Roman Polanski probably won’t get his day in court after all. The helmer was told Tuesday that he cannot give evidence in his U.K. libel suit against Vanity Fair magazine by video link from France.
Polanski cannot travel to London to testify in person because of extradition treaties between the United Kingdom and the United States, where he still faces sentencing following a 1977 conviction for statutory rape.
Polanski, 69, is seeking damages from Conde Nast Publications over a July 2002 story in Vanity Fair, claiming that he tried to seduce a young Swedish woman two days after his wife Sharon Tate was murdered by followers of Charles Manson in 1969. The trial was scheduled to start Monday in London’s High Court.
Lord Justice Simon Brown, sitting in the Court of Appeal with Lord Justice Jonathan Parker and Lord Justice Thomas, overturned an earlier decision that Polanski could give evidence from France, where he now lives with his actress wife, Emmanuelle Seigner, according to a report on the BBC’s Web site.
Polanski has not set foot in the U.K since 1977 when he fled the U.S. following his conviction. (For his British costume drama “Tess,” the helmer was forced to re-create the British countryside in Normandy.)
Polanski had filed the libel suit in the U.K. 11 months ago hoping the rape conviction would be dropped before his Vanity Fair suit got under way.
During opening arguments earlier this month, he testified from his Paris hotel room that he hoped the California district attorney would forgive the crime so he could return to the U.S. to accept his director’s Oscar for “The Pianist.”

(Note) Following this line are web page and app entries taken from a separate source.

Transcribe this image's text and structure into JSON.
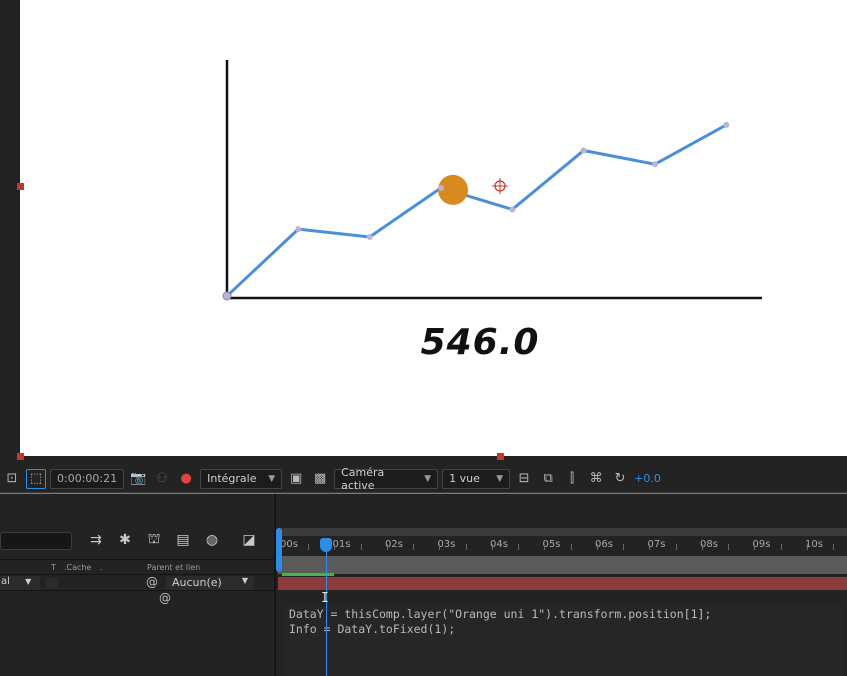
{
  "viewer": {
    "readout_value": "546.0"
  },
  "chart_data": {
    "type": "line",
    "x": [
      0,
      1,
      2,
      3,
      4,
      5,
      6,
      7
    ],
    "values": [
      0,
      68,
      60,
      110,
      88,
      148,
      134,
      174
    ],
    "ylim": [
      0,
      240
    ],
    "xlim": [
      0,
      7.5
    ],
    "marker_index": 3,
    "series_color": "#4a8fd8",
    "marker_color": "#d98a1e"
  },
  "viewer_toolbar": {
    "timecode": "0:00:00:21",
    "resolution": "Intégrale",
    "camera": "Caméra active",
    "views": "1 vue",
    "exposure": "+0.0"
  },
  "timeline": {
    "columns": {
      "t": "T",
      "cache": ".Cache",
      "dot": ".",
      "parent": "Parent et lien"
    },
    "layer": {
      "mode": "al",
      "parent": "Aucun(e)"
    },
    "ruler": [
      "00s",
      "01s",
      "02s",
      "03s",
      "04s",
      "05s",
      "06s",
      "07s",
      "08s",
      "09s",
      "10s"
    ],
    "expression": {
      "line1": "DataY = thisComp.layer(\"Orange uni 1\").transform.position[1];",
      "line2": "Info = DataY.toFixed(1);"
    }
  },
  "colors": {
    "accent": "#2e8ce6",
    "layer_bar": "#8e3b3b",
    "work_area": "#3dbb3d"
  }
}
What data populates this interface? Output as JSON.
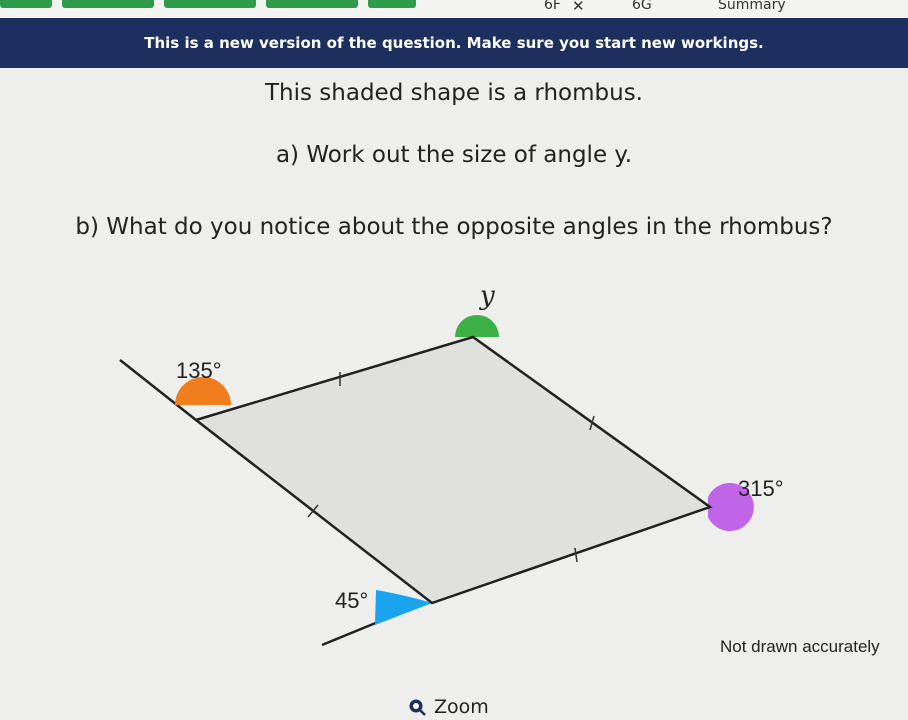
{
  "top_bar": {
    "tabs": [
      "6F",
      "6G",
      "Summary"
    ],
    "close_symbol": "✕"
  },
  "banner": {
    "text": "This is a new version of the question. Make sure you start new workings."
  },
  "question": {
    "intro": "This shaded shape is a rhombus.",
    "part_a": "a) Work out the size of angle y.",
    "part_b": "b) What do you notice about the opposite angles in the rhombus?"
  },
  "diagram": {
    "angle_top_label": "y",
    "angle_left_label": "135°",
    "angle_right_label": "315°",
    "angle_bottom_label": "45°",
    "note": "Not drawn accurately",
    "colors": {
      "shape_fill": "#e0e0de",
      "angle_top": "#3cb044",
      "angle_left": "#f07e1e",
      "angle_right": "#c064e8",
      "angle_bottom": "#1aa4ee"
    }
  },
  "zoom": {
    "label": "Zoom"
  },
  "colors": {
    "banner_bg": "#1d2f5e",
    "progress": "#2f9b4a"
  }
}
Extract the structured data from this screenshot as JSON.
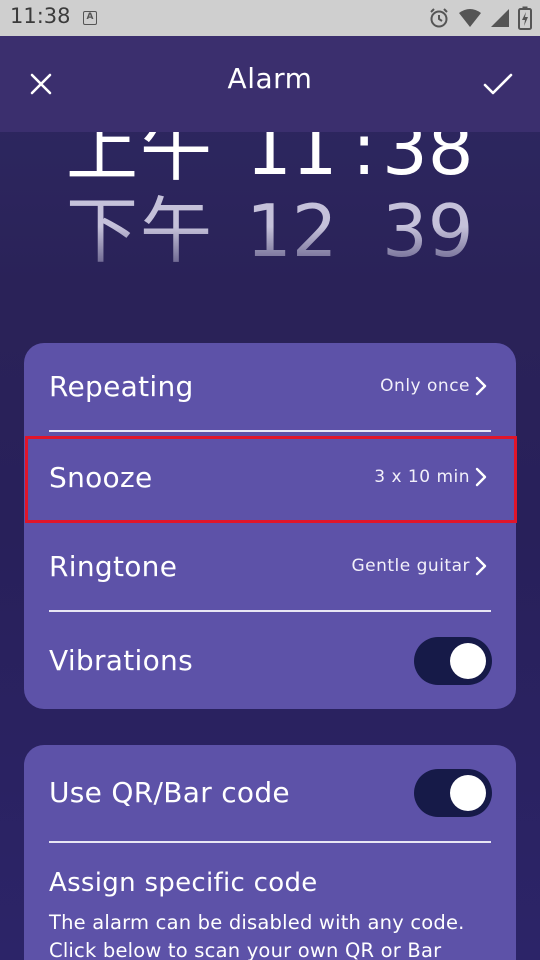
{
  "status_bar": {
    "time": "11:38",
    "icons": [
      "a-notification-icon",
      "alarm-clock-icon",
      "wifi-icon",
      "signal-icon",
      "battery-charging-icon"
    ]
  },
  "header": {
    "title": "Alarm",
    "close_icon": "close-icon",
    "confirm_icon": "checkmark-icon"
  },
  "time_picker": {
    "current": {
      "ampm": "上午",
      "hour": "11",
      "colon": ":",
      "minute": "38"
    },
    "next": {
      "ampm": "下午",
      "hour": "12",
      "minute": "39"
    }
  },
  "settings": {
    "repeating": {
      "label": "Repeating",
      "value": "Only once"
    },
    "snooze": {
      "label": "Snooze",
      "value": "3 x 10 min"
    },
    "ringtone": {
      "label": "Ringtone",
      "value": "Gentle guitar"
    },
    "vibrations": {
      "label": "Vibrations",
      "enabled": true
    }
  },
  "code_section": {
    "use_code": {
      "label": "Use QR/Bar code",
      "enabled": true
    },
    "assign_title": "Assign specific code",
    "assign_description": "The alarm can be disabled with any code. Click below to scan your own QR or Bar"
  },
  "colors": {
    "background": "#2a2258",
    "card": "#5d52a8",
    "toggle_track": "#161a48",
    "highlight": "#e0152a"
  }
}
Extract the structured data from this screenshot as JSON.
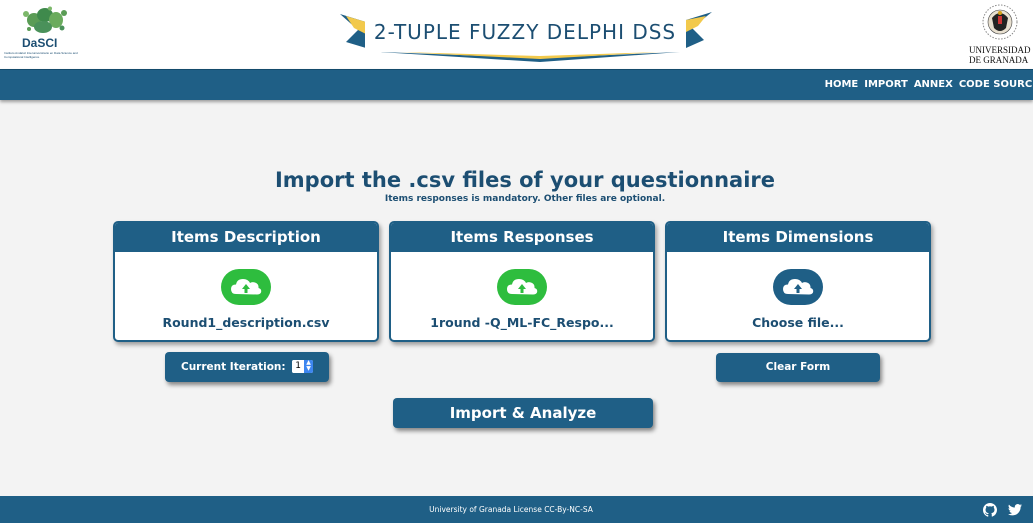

He is not suing in America, even though Vanity Fair is essentially a U.S. publication, because the country has different libel laws and those suing have to prove “actual malice” to prevail.
What Polanski will do next is unclear. However, if he does not appear in court, he may have to pay for both his and Vanity Fair’s trial expenses for what the London court calls discontinuance.